_Required work:_
Down to the final line, return the records unchanged.

[[ Given records open ]]

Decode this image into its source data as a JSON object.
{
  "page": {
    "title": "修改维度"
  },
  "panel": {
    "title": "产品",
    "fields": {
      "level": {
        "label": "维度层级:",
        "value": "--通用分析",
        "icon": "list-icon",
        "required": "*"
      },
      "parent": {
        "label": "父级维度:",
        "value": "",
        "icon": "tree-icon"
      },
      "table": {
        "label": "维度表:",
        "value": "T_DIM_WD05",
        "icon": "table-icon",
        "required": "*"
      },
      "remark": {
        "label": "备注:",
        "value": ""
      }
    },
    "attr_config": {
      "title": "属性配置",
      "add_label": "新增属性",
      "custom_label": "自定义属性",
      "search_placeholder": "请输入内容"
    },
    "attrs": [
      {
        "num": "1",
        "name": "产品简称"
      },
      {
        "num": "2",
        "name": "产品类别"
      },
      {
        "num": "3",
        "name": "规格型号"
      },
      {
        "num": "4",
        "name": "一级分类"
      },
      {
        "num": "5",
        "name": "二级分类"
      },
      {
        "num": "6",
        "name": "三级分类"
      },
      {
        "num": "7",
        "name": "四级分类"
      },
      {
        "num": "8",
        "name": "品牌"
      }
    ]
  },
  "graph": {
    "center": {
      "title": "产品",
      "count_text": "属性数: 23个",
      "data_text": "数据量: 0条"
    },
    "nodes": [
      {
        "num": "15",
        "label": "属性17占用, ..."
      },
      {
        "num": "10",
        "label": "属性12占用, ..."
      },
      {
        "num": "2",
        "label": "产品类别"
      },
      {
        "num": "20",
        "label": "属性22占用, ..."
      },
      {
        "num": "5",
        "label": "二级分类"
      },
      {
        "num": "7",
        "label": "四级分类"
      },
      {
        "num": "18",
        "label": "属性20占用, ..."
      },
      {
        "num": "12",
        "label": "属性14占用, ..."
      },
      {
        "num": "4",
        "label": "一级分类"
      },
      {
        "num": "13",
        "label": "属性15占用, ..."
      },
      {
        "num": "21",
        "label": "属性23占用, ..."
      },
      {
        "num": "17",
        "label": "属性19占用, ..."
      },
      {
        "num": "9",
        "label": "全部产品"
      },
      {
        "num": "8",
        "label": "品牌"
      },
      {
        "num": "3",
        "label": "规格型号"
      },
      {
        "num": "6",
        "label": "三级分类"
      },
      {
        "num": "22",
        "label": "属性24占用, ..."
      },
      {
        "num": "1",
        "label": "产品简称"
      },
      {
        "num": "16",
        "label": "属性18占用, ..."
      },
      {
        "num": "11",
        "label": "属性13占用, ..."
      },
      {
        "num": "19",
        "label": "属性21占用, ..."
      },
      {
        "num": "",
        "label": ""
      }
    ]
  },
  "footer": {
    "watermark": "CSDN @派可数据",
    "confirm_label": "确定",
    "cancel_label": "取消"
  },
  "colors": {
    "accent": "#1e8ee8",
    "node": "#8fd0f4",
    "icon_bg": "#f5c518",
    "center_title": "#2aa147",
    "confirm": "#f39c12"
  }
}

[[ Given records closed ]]

_Expected output:_
Decode this image into its source data as a JSON object.
{
  "page": {
    "title": "修改维度"
  },
  "panel": {
    "title": "产品",
    "fields": {
      "level": {
        "label": "维度层级:",
        "value": "--通用分析",
        "icon": "list-icon",
        "required": "*"
      },
      "parent": {
        "label": "父级维度:",
        "value": "",
        "icon": "tree-icon"
      },
      "table": {
        "label": "维度表:",
        "value": "T_DIM_WD05",
        "icon": "table-icon",
        "required": "*"
      },
      "remark": {
        "label": "备注:",
        "value": ""
      }
    },
    "attr_config": {
      "title": "属性配置",
      "add_label": "新增属性",
      "custom_label": "自定义属性",
      "search_placeholder": "请输入内容"
    },
    "attrs": [
      {
        "num": "1",
        "name": "产品简称"
      },
      {
        "num": "2",
        "name": "产品类别"
      },
      {
        "num": "3",
        "name": "规格型号"
      },
      {
        "num": "4",
        "name": "一级分类"
      },
      {
        "num": "5",
        "name": "二级分类"
      },
      {
        "num": "6",
        "name": "三级分类"
      },
      {
        "num": "7",
        "name": "四级分类"
      },
      {
        "num": "8",
        "name": "品牌"
      }
    ]
  },
  "graph": {
    "center": {
      "title": "产品",
      "count_text": "属性数: 23个",
      "data_text": "数据量: 0条"
    },
    "nodes": [
      {
        "num": "15",
        "label": "属性17占用, ..."
      },
      {
        "num": "10",
        "label": "属性12占用, ..."
      },
      {
        "num": "2",
        "label": "产品类别"
      },
      {
        "num": "20",
        "label": "属性22占用, ..."
      },
      {
        "num": "5",
        "label": "二级分类"
      },
      {
        "num": "7",
        "label": "四级分类"
      },
      {
        "num": "18",
        "label": "属性20占用, ..."
      },
      {
        "num": "12",
        "label": "属性14占用, ..."
      },
      {
        "num": "4",
        "label": "一级分类"
      },
      {
        "num": "13",
        "label": "属性15占用, ..."
      },
      {
        "num": "21",
        "label": "属性23占用, ..."
      },
      {
        "num": "17",
        "label": "属性19占用, ..."
      },
      {
        "num": "9",
        "label": "全部产品"
      },
      {
        "num": "8",
        "label": "品牌"
      },
      {
        "num": "3",
        "label": "规格型号"
      },
      {
        "num": "6",
        "label": "三级分类"
      },
      {
        "num": "22",
        "label": "属性24占用, ..."
      },
      {
        "num": "1",
        "label": "产品简称"
      },
      {
        "num": "16",
        "label": "属性18占用, ..."
      },
      {
        "num": "11",
        "label": "属性13占用, ..."
      },
      {
        "num": "19",
        "label": "属性21占用, ..."
      },
      {
        "num": "",
        "label": ""
      }
    ]
  },
  "footer": {
    "watermark": "CSDN @派可数据",
    "confirm_label": "确定",
    "cancel_label": "取消"
  },
  "colors": {
    "accent": "#1e8ee8",
    "node": "#8fd0f4",
    "icon_bg": "#f5c518",
    "center_title": "#2aa147",
    "confirm": "#f39c12"
  }
}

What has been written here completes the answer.